WHAT THE TASK REQUIRES - Down to the last line below, repeat the entries word for word and drop the pictures.

(Page and application data records)

· · ·

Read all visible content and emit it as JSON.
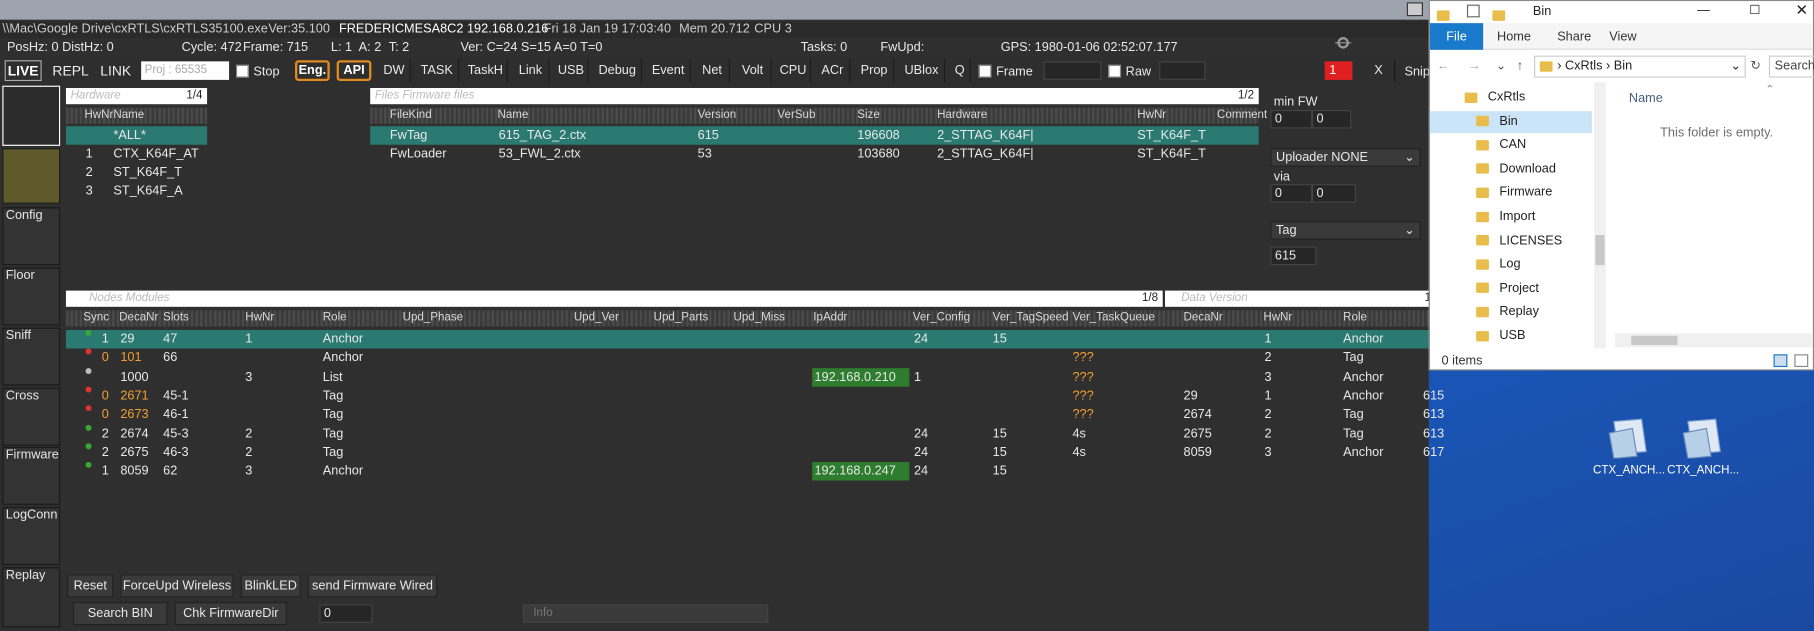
{
  "titlebar": {
    "path": "\\\\Mac\\Google Drive\\cxRTLS\\cxRTLS35100.exe",
    "ver": "Ver:35.100",
    "host": "FREDERICMESA8C2 192.168.0.216",
    "date": "Fri 18 Jan 19 17:03:40",
    "mem": "Mem 20.712",
    "cpu": "CPU 3"
  },
  "status": {
    "poshz": "PosHz: 0 DistHz: 0",
    "cycle": "Cycle: 472",
    "frame": "Frame: 715",
    "lat": "L: 1",
    "a": "A: 2",
    "t": "T: 2",
    "ver": "Ver: C=24 S=15 A=0 T=0",
    "tasks": "Tasks: 0",
    "fwupd": "FwUpd:",
    "gps": "GPS: 1980-01-06 02:52:07.177"
  },
  "toolbar": {
    "live": "LIVE",
    "repl": "REPL",
    "link": "LINK",
    "proj_value": "Proj : 65535",
    "stop": "Stop",
    "eng": "Eng.",
    "api": "API",
    "buttons": [
      "DW",
      "TASK",
      "TaskH",
      "Link",
      "USB",
      "Debug",
      "Event",
      "Net",
      "Volt",
      "CPU",
      "ACr",
      "Prop",
      "UBlox",
      "Q"
    ],
    "frame": "Frame",
    "raw": "Raw",
    "alert": "1",
    "close": "X",
    "snip": "Snip"
  },
  "sidebar": {
    "items": [
      "Config",
      "Floor",
      "Sniff",
      "Cross",
      "Firmware",
      "LogConn",
      "Replay"
    ]
  },
  "hwpanel": {
    "title": "Hardware",
    "page": "1/4",
    "headers": [
      "HwNr",
      "Name"
    ],
    "rows": [
      [
        "",
        "*ALL*"
      ],
      [
        "1",
        "CTX_K64F_AT"
      ],
      [
        "2",
        "ST_K64F_T"
      ],
      [
        "3",
        "ST_K64F_A"
      ]
    ]
  },
  "fwpanel": {
    "title": "Files Firmware files",
    "page": "1/2",
    "headers": [
      "FileKind",
      "Name",
      "Version",
      "VerSub",
      "Size",
      "Hardware",
      "HwNr",
      "Comment"
    ],
    "rows": [
      [
        "FwTag",
        "615_TAG_2.ctx",
        "615",
        "",
        "196608",
        "2_STTAG_K64F|",
        "ST_K64F_T",
        ""
      ],
      [
        "FwLoader",
        "53_FWL_2.ctx",
        "53",
        "",
        "103680",
        "2_STTAG_K64F|",
        "ST_K64F_T",
        ""
      ]
    ]
  },
  "rightcfg": {
    "minfw": "min FW",
    "minfw_a": "0",
    "minfw_b": "0",
    "uploader": "Uploader NONE",
    "via": "via",
    "via_a": "0",
    "via_b": "0",
    "tag": "Tag",
    "tagver": "615"
  },
  "nodes": {
    "title": "Nodes Modules",
    "page": "1/8",
    "headers": [
      "Sync",
      "DecaNr",
      "Slots",
      "HwNr",
      "Role",
      "Upd_Phase",
      "Upd_Ver",
      "Upd_Parts",
      "Upd_Miss",
      "IpAddr",
      "Ver_Config",
      "Ver_TagSpeed",
      "Ver_TaskQueue"
    ],
    "rows": [
      {
        "sync": "1",
        "deca": "29",
        "slots": "47",
        "hw": "1",
        "role": "Anchor",
        "ip": "",
        "vc": "24",
        "vt": "15",
        "vq": "",
        "sel": true,
        "orange": false
      },
      {
        "sync": "0",
        "deca": "101",
        "slots": "66",
        "hw": "",
        "role": "Anchor",
        "ip": "",
        "vc": "",
        "vt": "",
        "vq": "???",
        "sel": false,
        "orange": true
      },
      {
        "sync": "",
        "deca": "1000",
        "slots": "",
        "hw": "3",
        "role": "List",
        "ip": "192.168.0.210",
        "vc": "1",
        "vt": "",
        "vq": "???",
        "sel": false,
        "orange": false
      },
      {
        "sync": "0",
        "deca": "2671",
        "slots": "45-1",
        "hw": "",
        "role": "Tag",
        "ip": "",
        "vc": "",
        "vt": "",
        "vq": "???",
        "sel": false,
        "orange": true
      },
      {
        "sync": "0",
        "deca": "2673",
        "slots": "46-1",
        "hw": "",
        "role": "Tag",
        "ip": "",
        "vc": "",
        "vt": "",
        "vq": "???",
        "sel": false,
        "orange": true
      },
      {
        "sync": "2",
        "deca": "2674",
        "slots": "45-3",
        "hw": "2",
        "role": "Tag",
        "ip": "",
        "vc": "24",
        "vt": "15",
        "vq": "4s",
        "sel": false,
        "orange": false
      },
      {
        "sync": "2",
        "deca": "2675",
        "slots": "46-3",
        "hw": "2",
        "role": "Tag",
        "ip": "",
        "vc": "24",
        "vt": "15",
        "vq": "4s",
        "sel": false,
        "orange": false
      },
      {
        "sync": "1",
        "deca": "8059",
        "slots": "62",
        "hw": "3",
        "role": "Anchor",
        "ip": "192.168.0.247",
        "vc": "24",
        "vt": "15",
        "vq": "",
        "sel": false,
        "orange": false
      }
    ]
  },
  "version": {
    "title": "Data Version",
    "page": "1",
    "headers": [
      "DecaNr",
      "HwNr",
      "Role"
    ],
    "rows": [
      [
        "",
        "1",
        "Anchor",
        ""
      ],
      [
        "",
        "2",
        "Tag",
        ""
      ],
      [
        "",
        "3",
        "Anchor",
        ""
      ],
      [
        "29",
        "1",
        "Anchor",
        "615"
      ],
      [
        "2674",
        "2",
        "Tag",
        "613"
      ],
      [
        "2675",
        "2",
        "Tag",
        "613"
      ],
      [
        "8059",
        "3",
        "Anchor",
        "617"
      ],
      [
        "",
        "",
        "",
        ""
      ]
    ]
  },
  "bottom": {
    "reset": "Reset",
    "forceupd": "ForceUpd Wireless",
    "blinkled": "BlinkLED",
    "sendfw": "send Firmware Wired",
    "searchbin": "Search BIN",
    "chkfw": "Chk FirmwareDir",
    "count": "0",
    "info": "Info"
  },
  "explorer": {
    "title": "Bin",
    "tabs": [
      "File",
      "Home",
      "Share",
      "View"
    ],
    "crumb1": "CxRtls",
    "crumb2": "Bin",
    "search": "Search",
    "tree": [
      "CxRtls",
      "Bin",
      "CAN",
      "Download",
      "Firmware",
      "Import",
      "LICENSES",
      "Log",
      "Project",
      "Replay",
      "USB"
    ],
    "col_name": "Name",
    "empty": "This folder is empty.",
    "items": "0 items"
  },
  "desktop": {
    "icons": [
      "CTX_ANCH...",
      "CTX_ANCH..."
    ]
  },
  "colors": {
    "selected": "#2a7a72",
    "orange": "#f0a030",
    "ipgreen": "#2e7d2e",
    "desktop": "#1a55b5",
    "explorer_accent": "#1979ca"
  }
}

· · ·

ANSWER SPACE -
Read all visible content and emit it as JSON.
{
  "titlebar": {
    "path": "\\\\Mac\\Google Drive\\cxRTLS\\cxRTLS35100.exe",
    "ver": "Ver:35.100",
    "host": "FREDERICMESA8C2 192.168.0.216",
    "date": "Fri 18 Jan 19 17:03:40",
    "mem": "Mem 20.712",
    "cpu": "CPU 3"
  },
  "status": {
    "poshz": "PosHz: 0 DistHz: 0",
    "cycle": "Cycle: 472",
    "frame": "Frame: 715",
    "lat": "L: 1",
    "a": "A: 2",
    "t": "T: 2",
    "ver": "Ver: C=24 S=15 A=0 T=0",
    "tasks": "Tasks: 0",
    "fwupd": "FwUpd:",
    "gps": "GPS: 1980-01-06 02:52:07.177"
  },
  "toolbar": {
    "live": "LIVE",
    "repl": "REPL",
    "link": "LINK",
    "proj_value": "Proj : 65535",
    "stop": "Stop",
    "eng": "Eng.",
    "api": "API",
    "buttons": [
      "DW",
      "TASK",
      "TaskH",
      "Link",
      "USB",
      "Debug",
      "Event",
      "Net",
      "Volt",
      "CPU",
      "ACr",
      "Prop",
      "UBlox",
      "Q"
    ],
    "frame": "Frame",
    "raw": "Raw",
    "alert": "1",
    "close": "X",
    "snip": "Snip"
  },
  "sidebar": {
    "items": [
      "Config",
      "Floor",
      "Sniff",
      "Cross",
      "Firmware",
      "LogConn",
      "Replay"
    ]
  },
  "hwpanel": {
    "title": "Hardware",
    "page": "1/4",
    "headers": [
      "HwNr",
      "Name"
    ],
    "rows": [
      [
        "",
        "*ALL*"
      ],
      [
        "1",
        "CTX_K64F_AT"
      ],
      [
        "2",
        "ST_K64F_T"
      ],
      [
        "3",
        "ST_K64F_A"
      ]
    ]
  },
  "fwpanel": {
    "title": "Files Firmware files",
    "page": "1/2",
    "headers": [
      "FileKind",
      "Name",
      "Version",
      "VerSub",
      "Size",
      "Hardware",
      "HwNr",
      "Comment"
    ],
    "rows": [
      [
        "FwTag",
        "615_TAG_2.ctx",
        "615",
        "",
        "196608",
        "2_STTAG_K64F|",
        "ST_K64F_T",
        ""
      ],
      [
        "FwLoader",
        "53_FWL_2.ctx",
        "53",
        "",
        "103680",
        "2_STTAG_K64F|",
        "ST_K64F_T",
        ""
      ]
    ]
  },
  "rightcfg": {
    "minfw": "min FW",
    "minfw_a": "0",
    "minfw_b": "0",
    "uploader": "Uploader NONE",
    "via": "via",
    "via_a": "0",
    "via_b": "0",
    "tag": "Tag",
    "tagver": "615"
  },
  "nodes": {
    "title": "Nodes Modules",
    "page": "1/8",
    "headers": [
      "Sync",
      "DecaNr",
      "Slots",
      "HwNr",
      "Role",
      "Upd_Phase",
      "Upd_Ver",
      "Upd_Parts",
      "Upd_Miss",
      "IpAddr",
      "Ver_Config",
      "Ver_TagSpeed",
      "Ver_TaskQueue"
    ],
    "rows": [
      {
        "sync": "1",
        "deca": "29",
        "slots": "47",
        "hw": "1",
        "role": "Anchor",
        "ip": "",
        "vc": "24",
        "vt": "15",
        "vq": "",
        "sel": true,
        "orange": false
      },
      {
        "sync": "0",
        "deca": "101",
        "slots": "66",
        "hw": "",
        "role": "Anchor",
        "ip": "",
        "vc": "",
        "vt": "",
        "vq": "???",
        "sel": false,
        "orange": true
      },
      {
        "sync": "",
        "deca": "1000",
        "slots": "",
        "hw": "3",
        "role": "List",
        "ip": "192.168.0.210",
        "vc": "1",
        "vt": "",
        "vq": "???",
        "sel": false,
        "orange": false
      },
      {
        "sync": "0",
        "deca": "2671",
        "slots": "45-1",
        "hw": "",
        "role": "Tag",
        "ip": "",
        "vc": "",
        "vt": "",
        "vq": "???",
        "sel": false,
        "orange": true
      },
      {
        "sync": "0",
        "deca": "2673",
        "slots": "46-1",
        "hw": "",
        "role": "Tag",
        "ip": "",
        "vc": "",
        "vt": "",
        "vq": "???",
        "sel": false,
        "orange": true
      },
      {
        "sync": "2",
        "deca": "2674",
        "slots": "45-3",
        "hw": "2",
        "role": "Tag",
        "ip": "",
        "vc": "24",
        "vt": "15",
        "vq": "4s",
        "sel": false,
        "orange": false
      },
      {
        "sync": "2",
        "deca": "2675",
        "slots": "46-3",
        "hw": "2",
        "role": "Tag",
        "ip": "",
        "vc": "24",
        "vt": "15",
        "vq": "4s",
        "sel": false,
        "orange": false
      },
      {
        "sync": "1",
        "deca": "8059",
        "slots": "62",
        "hw": "3",
        "role": "Anchor",
        "ip": "192.168.0.247",
        "vc": "24",
        "vt": "15",
        "vq": "",
        "sel": false,
        "orange": false
      }
    ]
  },
  "version": {
    "title": "Data Version",
    "page": "1",
    "headers": [
      "DecaNr",
      "HwNr",
      "Role"
    ],
    "rows": [
      [
        "",
        "1",
        "Anchor",
        ""
      ],
      [
        "",
        "2",
        "Tag",
        ""
      ],
      [
        "",
        "3",
        "Anchor",
        ""
      ],
      [
        "29",
        "1",
        "Anchor",
        "615"
      ],
      [
        "2674",
        "2",
        "Tag",
        "613"
      ],
      [
        "2675",
        "2",
        "Tag",
        "613"
      ],
      [
        "8059",
        "3",
        "Anchor",
        "617"
      ],
      [
        "",
        "",
        "",
        ""
      ]
    ]
  },
  "bottom": {
    "reset": "Reset",
    "forceupd": "ForceUpd Wireless",
    "blinkled": "BlinkLED",
    "sendfw": "send Firmware Wired",
    "searchbin": "Search BIN",
    "chkfw": "Chk FirmwareDir",
    "count": "0",
    "info": "Info"
  },
  "explorer": {
    "title": "Bin",
    "tabs": [
      "File",
      "Home",
      "Share",
      "View"
    ],
    "crumb1": "CxRtls",
    "crumb2": "Bin",
    "search": "Search",
    "tree": [
      "CxRtls",
      "Bin",
      "CAN",
      "Download",
      "Firmware",
      "Import",
      "LICENSES",
      "Log",
      "Project",
      "Replay",
      "USB"
    ],
    "col_name": "Name",
    "empty": "This folder is empty.",
    "items": "0 items"
  },
  "desktop": {
    "icons": [
      "CTX_ANCH...",
      "CTX_ANCH..."
    ]
  },
  "colors": {
    "selected": "#2a7a72",
    "orange": "#f0a030",
    "ipgreen": "#2e7d2e",
    "desktop": "#1a55b5",
    "explorer_accent": "#1979ca"
  }
}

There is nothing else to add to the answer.